  • Alcoholic beverages, firearms and illegal substances are not allowed in warming centers.
  • For more information about warming centers, New Yorkers should call 311.

Tips for Staying Warm

The City recommends all New Yorkers heed the following cold weather safety tips to ensure they are adequately protected. Exposure to cold can cause life-threatening health conditions. Avoid serious conditions such as frostbite and hypothermia, by keeping warm.

  • Wear a hat, hood or scarf, as most heat is lost through the head.
  • Wear layers, as they provide better insulation and warmth.
  • Keep fingertips, earlobes and noses covered if you go outside.
  • Keep clothing dry; if a layer becomes wet, remove it.

What to Do If You Lose Heat or Hot Water at Home

Call 311 to report the loss of heat or hot water. Take measures to trap existing warm air, and safely stay warm until heat returns, including:

  • Insulate your home as much as possible. Hang blankets over windows and doorways and stay in a well-insulated room while power is out.
  • Dress warmly. Wear hats, scarves, gloves and layered clothing.
  • If you have a working fireplace, use it for heat and light, but be sure to keep the damper open for ventilation.
  • If the cold persists and your heat is not restored, call family, neighbors or friends to see if you can stay with them.
  • Open your faucets to a steady drip so pipes do not freeze.

Safe Home Heating Tips

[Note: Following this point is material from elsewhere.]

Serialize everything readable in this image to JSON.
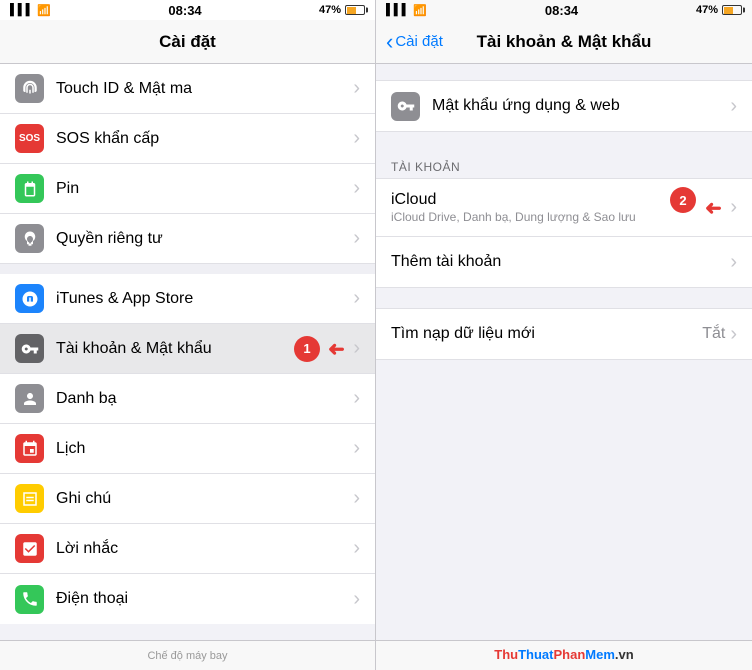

Improper use of portable heating equipment can lead to fire or dangerous levels of carbon monoxide. Take precautions to ensure you are heating your home safely.

Carbon Monoxide Safety Tips

  • Make sure all fuel-burning items - such as furnaces, boilers, hot water heaters, and clothes dryers - are operating properly, ventilated and regularly inspected by a professional in order to prevent unintentional carbon monoxide poisoning.
  • If you have a working fireplace, keep chimneys clean and clear of debris.
  • Never turn on your oven to heat your kitchen, or operate gas or charcoal barbecue grills, kerosene- or oil-burning heater in an enclosed space.
  • Common signs of carbon monoxide poisoning are headache dizziness, chest pain, nausea.
  • If you suspect carbon monoxide poisoning, call 911, and get the victim to fresh air immediately, and open windows.
  • Make sure you have a working carbon monoxide detector.

Fire Safety Tips

  • Use only portable heating equipment that is approved for indoor use.
  • Keep combustible materials, including furniture, drapes, and carpeting at least three feet away from the heat source. NEVER drape clothes over a space heater to dry them.
  • Always keep an eye on heating equipment. Never leave children alone in the room where a space heater is running. Turn it off when you are unable to closely monitor it.
  • Be careful not to overload electrical circuits.
  • Make sure you have a working smoke detector in every room. Check and change batteries often.


Stu Loeser / Jason Post   (212) 788-2958

Jarrod Bernstein   (Office of Emergency Management)
(718) 422-4888

Linda Bazerjian   (Department of Homeless Services)
(212) 361-7973

Neill Coleman   (Department of Housing Preservation and Development)
(212) 863-8076

More Resources